Long before it launched the likes of the Q7 and Q5, Audi’s most practical model was the All Road. Essentially an A4 with more bits, upgraded suspension, and an estate wagon configuration, the All Road first appeared in 1999, and remains as one of the few all-wheel-drive wagons on the market. Subaru has dropped its Legacy wagon, so that leaves the new BMW 3-series Touring, the Mercedes E-class, and possibly the Cadillac CTS, but North American buyers don’t seem to be too keen on AWD station wagons, as Jaguar found out to its chagrin with the X-Type a few years back. As far as AWD wagons go, there isn’t much out there.
Sort of makes sense. If you want the sure-footedness of all-wheel-drive, with extra carrying capacity, the logical choice would be an SUV of some type. More elbow room and a more practical body configuration. Station wagons remain a very small niche market in Canada, and Audi’s All Road is not one of the company’s best sellers.
But that doesn’t make it any less an Audi. All the things that you like about this company are here in abundance: smooth and robust engine, unimpeachable assembly quality, superior ergonomics, refined styling, and, of course, full-time all-wheel-drive. The All Road has Audi’s ubiquitous Quattro set-up mated to an eight-speed automatic with Tiptronic. No CVT here, thank you very much.
And a word about the name. At first glance, “All Road” seems kind of vague and ambivalent. But, if you think about it, this car’s drivetrain is designed to handle any road you can throw at it. Not off-road, but on-road. So this is not a bush beast, by any stretch and prefers its travelling surfaces to be graded and preferably smooth. OK then.

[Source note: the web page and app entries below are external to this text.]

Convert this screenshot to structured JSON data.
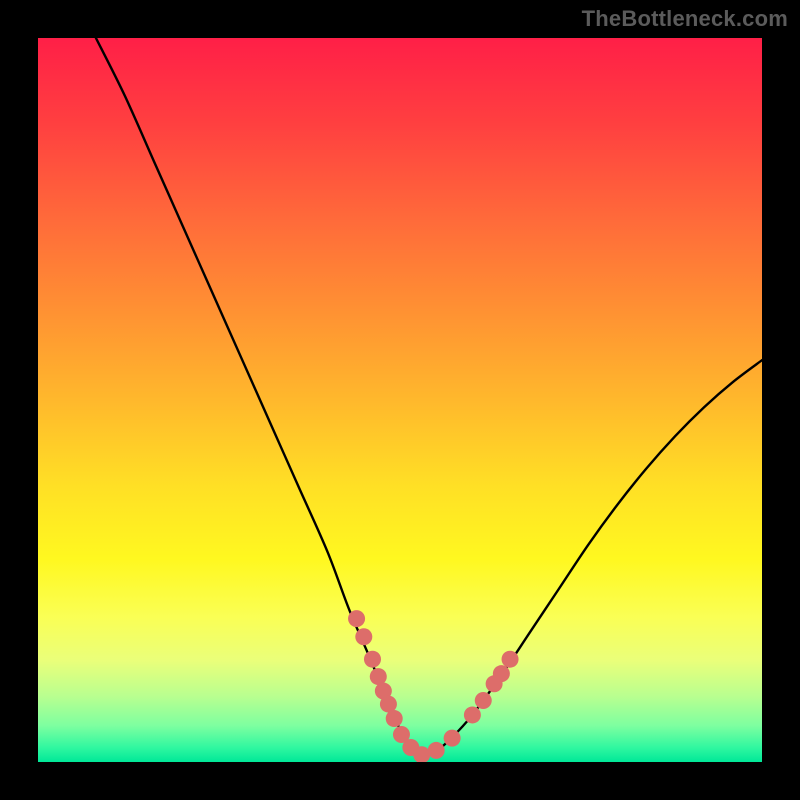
{
  "attribution": "TheBottleneck.com",
  "chart_data": {
    "type": "line",
    "title": "",
    "xlabel": "",
    "ylabel": "",
    "xlim": [
      0,
      100
    ],
    "ylim": [
      0,
      100
    ],
    "series": [
      {
        "name": "left-curve",
        "x": [
          8,
          12,
          16,
          20,
          24,
          28,
          32,
          36,
          40,
          43,
          46,
          48,
          50,
          51.5,
          53
        ],
        "y": [
          100,
          92,
          83,
          74,
          65,
          56,
          47,
          38,
          29,
          21,
          14,
          9,
          4.5,
          2,
          0.5
        ]
      },
      {
        "name": "right-curve",
        "x": [
          53,
          55,
          57,
          60,
          64,
          68,
          72,
          76,
          80,
          84,
          88,
          92,
          96,
          100
        ],
        "y": [
          0.5,
          1.5,
          3.2,
          6.5,
          12,
          18,
          24,
          30,
          35.5,
          40.5,
          45,
          49,
          52.5,
          55.5
        ]
      }
    ],
    "scatter": {
      "name": "highlight-points",
      "points": [
        {
          "x": 44.0,
          "y": 19.8
        },
        {
          "x": 45.0,
          "y": 17.3
        },
        {
          "x": 46.2,
          "y": 14.2
        },
        {
          "x": 47.0,
          "y": 11.8
        },
        {
          "x": 47.7,
          "y": 9.8
        },
        {
          "x": 48.4,
          "y": 8.0
        },
        {
          "x": 49.2,
          "y": 6.0
        },
        {
          "x": 50.2,
          "y": 3.8
        },
        {
          "x": 51.5,
          "y": 2.0
        },
        {
          "x": 53.0,
          "y": 1.0
        },
        {
          "x": 55.0,
          "y": 1.6
        },
        {
          "x": 57.2,
          "y": 3.3
        },
        {
          "x": 60.0,
          "y": 6.5
        },
        {
          "x": 61.5,
          "y": 8.5
        },
        {
          "x": 63.0,
          "y": 10.8
        },
        {
          "x": 64.0,
          "y": 12.2
        },
        {
          "x": 65.2,
          "y": 14.2
        }
      ]
    },
    "grid": false,
    "legend": false
  }
}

Power is provided by a 2.0 litre four cylinder that develops 211 horsepower. With a 1765 kilogram curb weight, the all Road isn’t going to set any speed records, but Audi is claiming a 0 to 100 km/h time of over six seconds, with an electronically governed top end of 209 km/h. Highway cruising is this car’s forte’; not being flung through tight turns or drifted through corners. If those are your priorities, Audi has other models you may be interested in.
No; with the All Road, you put the dog in the back, make sure the kids are buckled up, grab a cappuccino and head for the nearest park. If there’s a little gravel on the way in, no problem….but this is genteel transportation. And for those who care about these things, the All Road has a 750-kilogram towing capacity.
Inside, you’ve got 782 litres of luggage capacity. Comparatively, the BMW 3-series offers 495 litres. But the 3-series has more horsepower, although both of these models have identical torque outputs and both require premium grade gas. With a 61-litre fuel tank, at today’s fuel prices, I reckon that’s about $90 – $100 per fill-up, depending upon where you live.
Still, the All Road has a kind of built-in smoothness and refinement that distinguishes it from the Bimmer. That doesn’t make it a better automobile, but I have always found Audis to be a more relaxed driving experience than comparable BMWs. Less Teutonic and definitely more comfortable.
A few things about the All Road that kind of annoy me. One: push-button start. Unnecessary and pointless. A key will work just fine here. Two: electronic parking brake. Again, what was wrong with the tried and true lever type brake? This is an automatic and most folks probably don’t even use the parking brake any way. Three: too much plastic trim around the wheel wells and on the front fascia. This last item wouldn’t be a deal-breaker for me, but it looks kind of tacky and cheap…..like some backyard customizer decided to just kind of glue them on.
Being an Audi and with a starting price in the mid-$40,000 range, the All Road comes well-kitted. Standard equipment includes leather interior, heated front seats, cruise control, a massive power sunroof, and satellite radio. If you want a few extras, such as adaptive cruise control or a navi system, you have to order them….these two are options, as are rear side airbags ($500) and a tire pressure monitor display ($350). Step up to either the Premium or Premium Plus models and you get a few goodies such as automatic range adjustment headlights, a power tailgate, and a “3 zone” climate control system. By the time the dust settles, you can drop 50 large on this one, no problem. And, as an aside, Audi’s web page is surely one of the least informative and most poorly designed sites I’ve ever come across. Don’t look for meaningful info here, because you’ll just get the run- around and drive yourself crazy. What a mess.
AT A GLANCE
Base Price: $49,700; as tested: $50,450
Engine: 2.0 litre four cylinder
Horsepower: 211 hp @ 4300 rpm
Torque: 258 ft. lb. @ 1500 – 4200 rpm
Transmission: Eight-speed automatic
Fuel economy: (litres/100 km): 10.4 city; 7.4 hwy. Premium gas.
Alternatives: BMW 3-Series Touring, Mercedes E-Class Wagon, Cadillac CTS Sport Wagon.